Currie said the House panel would meet next on Monday.

Fitzgerald spokesman Randall Samborn declined to comment yesterday. Messages left for Genson, Jackson, and attorneys for Jarrett and Emanuel were not immediately returned. The Obama transition team would not comment.

Blagojevich was arrested Dec. 9, accused of trying to sell Obama's vacated Senate seat to the highest bidder. He has denied wrongdoing and has ignored scores of calls to step down, including one from Obama.

None of the possible candidates for the Senate seat - who were said to have included Jarrett and Jackson - are identified by name in the complaint, but Jackson has said he is the person dubbed "Senate Candidate 5."

He has said that federal prosecutors told him he is not a target of their investigation.

Genson told the Chicago Sun-Times that testimony from Emanuel, Jarrett and Jackson would help prove Blagojevich's assertion that he did nothing wrong in his handling of the Senate seat, the newspaper said yesterday.

On Tuesday, Obama said he, Emanuel and Jarrett had met with federal investigators last week about Blagojevich.
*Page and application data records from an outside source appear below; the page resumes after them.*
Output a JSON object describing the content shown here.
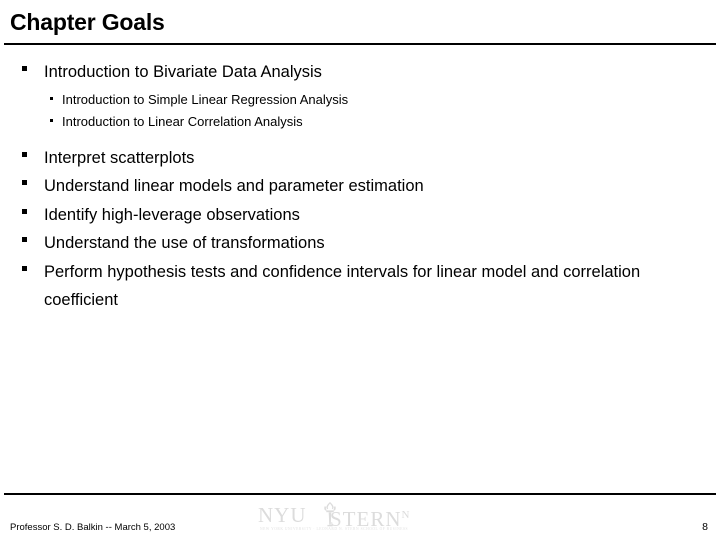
{
  "slide": {
    "title": "Chapter Goals",
    "page_number": "8",
    "footer_text": "Professor S. D. Balkin -- March 5, 2003",
    "text_color": "#000000",
    "background_color": "#ffffff",
    "rule_color": "#000000"
  },
  "bullets": [
    {
      "marker": "square-bullet",
      "text": "Introduction to Bivariate Data Analysis",
      "sub": [
        {
          "marker": "dot-bullet",
          "text": "Introduction to Simple Linear Regression Analysis"
        },
        {
          "marker": "dot-bullet",
          "text": "Introduction to Linear Correlation Analysis"
        }
      ]
    },
    {
      "marker": "square-bullet",
      "text": "Interpret scatterplots",
      "sub": []
    },
    {
      "marker": "square-bullet",
      "text": "Understand linear models and parameter estimation",
      "sub": []
    },
    {
      "marker": "square-bullet",
      "text": "Identify high-leverage observations",
      "sub": []
    },
    {
      "marker": "square-bullet",
      "text": "Understand the use of transformations",
      "sub": []
    },
    {
      "marker": "square-bullet",
      "text": "Perform hypothesis tests and confidence intervals for linear model and correlation coefficient",
      "sub": []
    }
  ],
  "logo": {
    "name": "nyu-stern-logo",
    "word_one": "NYU",
    "word_two": "STERN",
    "superscript": "N",
    "tagline": "NEW YORK UNIVERSITY · LEONARD N. STERN SCHOOL OF BUSINESS",
    "color": "#dcdcdc",
    "icon": "torch-icon"
  }
}
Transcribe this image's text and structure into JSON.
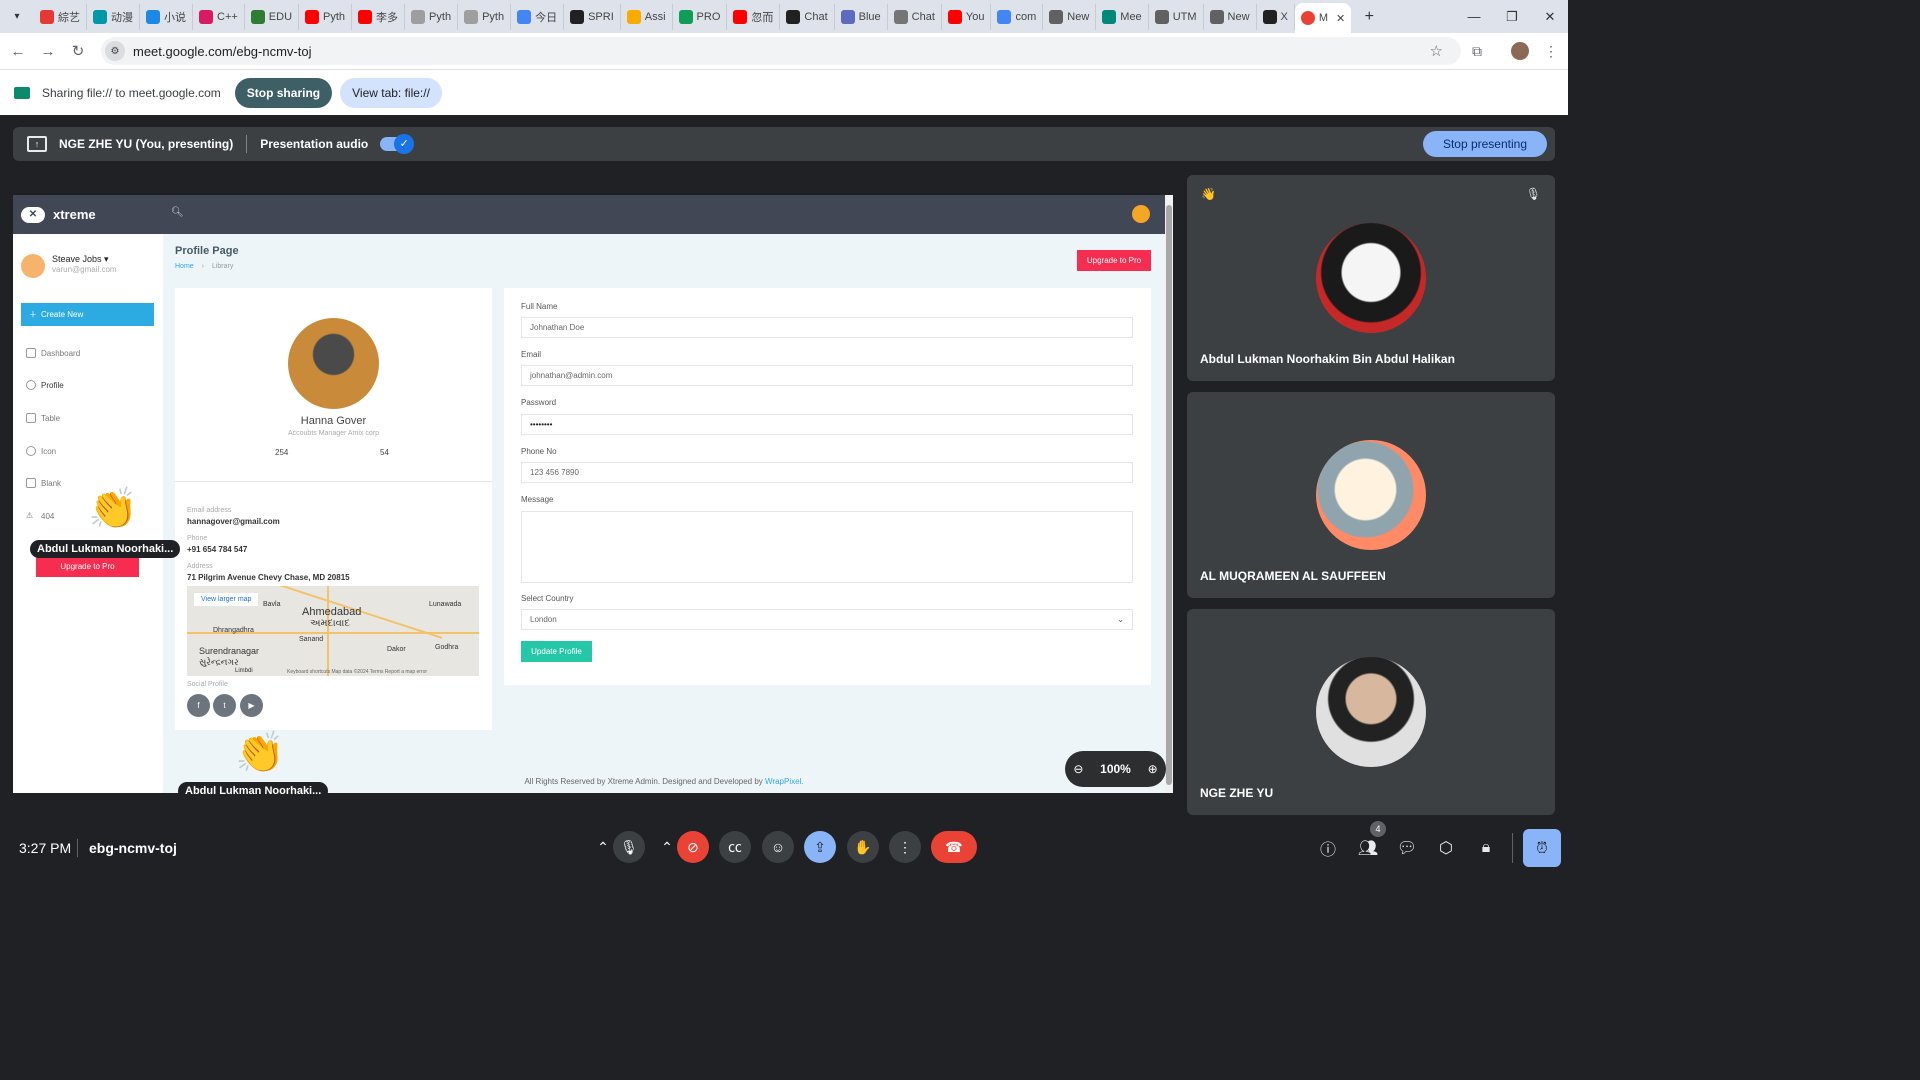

He released an internal review that found no inappropriate contact with the governor's office by him or his staff.

Emanuel was the only Obama transition-team member who discussed the Senate appointment with Blagojevich, and those conversations were "totally appropriate and acceptable," according to incoming White House attorney Greg Craig.